With a jaunty banjo background (this is as bluegrass as we”ve ever heard Swift), she questions why a bully keeps picking on her, but she has unwavering faith that she will triumph, despite the pain. “You can take me down with just one single blow/what you don”t know/someday I”ll be living in a big old city and all you”re ever gonna be is mean… I walk with my head down trying to block you out cos I”ll never impress you/I just want to feel okay again.”
Swift”s appeal is primarily young girls, but this song will appeal to anyone, no matter his or her age, who was ever bullied and who has realized, long before it became a catch phrase, that, it does, indeed, get better. But it”s also a reminder that words hurt and words sting and unkind words live on long after the bully has moved on to his or her next victim.
At the end, Swift takes the message from the macro to the micro. As she”s said, every song on “Speak Now” is about some incident in her life, so we pity the fool that this one is about as she sings, “Washed up and ranting about the same old bits or things/drunk and going on about how I can”t sing/but all you are is mean…all you are is mean and a liar and pathetic and alone in life and mean.”

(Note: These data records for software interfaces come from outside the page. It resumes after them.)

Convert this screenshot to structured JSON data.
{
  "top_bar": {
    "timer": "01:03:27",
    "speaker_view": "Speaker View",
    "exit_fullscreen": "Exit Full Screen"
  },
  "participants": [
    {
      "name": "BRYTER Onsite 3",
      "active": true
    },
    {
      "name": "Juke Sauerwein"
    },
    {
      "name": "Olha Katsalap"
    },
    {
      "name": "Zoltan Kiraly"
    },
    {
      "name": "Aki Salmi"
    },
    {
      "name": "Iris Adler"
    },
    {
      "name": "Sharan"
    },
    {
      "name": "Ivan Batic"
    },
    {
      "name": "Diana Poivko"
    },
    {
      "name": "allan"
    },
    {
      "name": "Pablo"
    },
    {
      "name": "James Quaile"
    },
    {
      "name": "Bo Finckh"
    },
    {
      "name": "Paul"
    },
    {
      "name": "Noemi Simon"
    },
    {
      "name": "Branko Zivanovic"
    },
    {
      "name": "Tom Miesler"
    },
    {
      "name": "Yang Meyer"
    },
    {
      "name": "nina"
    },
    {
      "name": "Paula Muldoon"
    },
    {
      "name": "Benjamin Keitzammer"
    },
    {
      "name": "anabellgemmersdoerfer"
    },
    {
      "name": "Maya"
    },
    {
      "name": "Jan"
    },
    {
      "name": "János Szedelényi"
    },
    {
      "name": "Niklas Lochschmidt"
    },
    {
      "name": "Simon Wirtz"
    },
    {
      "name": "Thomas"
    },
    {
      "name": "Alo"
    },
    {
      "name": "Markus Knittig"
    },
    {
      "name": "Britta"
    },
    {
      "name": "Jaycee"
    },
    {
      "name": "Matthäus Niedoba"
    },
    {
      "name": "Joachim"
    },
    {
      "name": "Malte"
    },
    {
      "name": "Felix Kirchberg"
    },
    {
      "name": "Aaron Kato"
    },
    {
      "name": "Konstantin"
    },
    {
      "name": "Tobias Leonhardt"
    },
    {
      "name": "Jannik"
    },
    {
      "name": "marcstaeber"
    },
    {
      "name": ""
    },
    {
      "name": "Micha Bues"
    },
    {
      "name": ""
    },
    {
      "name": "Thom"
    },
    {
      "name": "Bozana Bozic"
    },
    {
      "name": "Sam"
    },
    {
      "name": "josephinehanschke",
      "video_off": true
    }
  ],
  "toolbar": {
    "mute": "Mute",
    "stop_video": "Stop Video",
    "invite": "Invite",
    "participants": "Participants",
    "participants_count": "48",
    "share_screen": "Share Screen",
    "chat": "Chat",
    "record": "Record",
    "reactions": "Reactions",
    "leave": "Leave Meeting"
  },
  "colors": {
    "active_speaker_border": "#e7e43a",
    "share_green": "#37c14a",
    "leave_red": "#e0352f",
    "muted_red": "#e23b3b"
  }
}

Since the start of her major label career four years ago, Swift has proved an exemplary role model and a strong songwriter because she is able to tap into her emotions in an authentic way. She”s reached a new high watermark with “Mean.”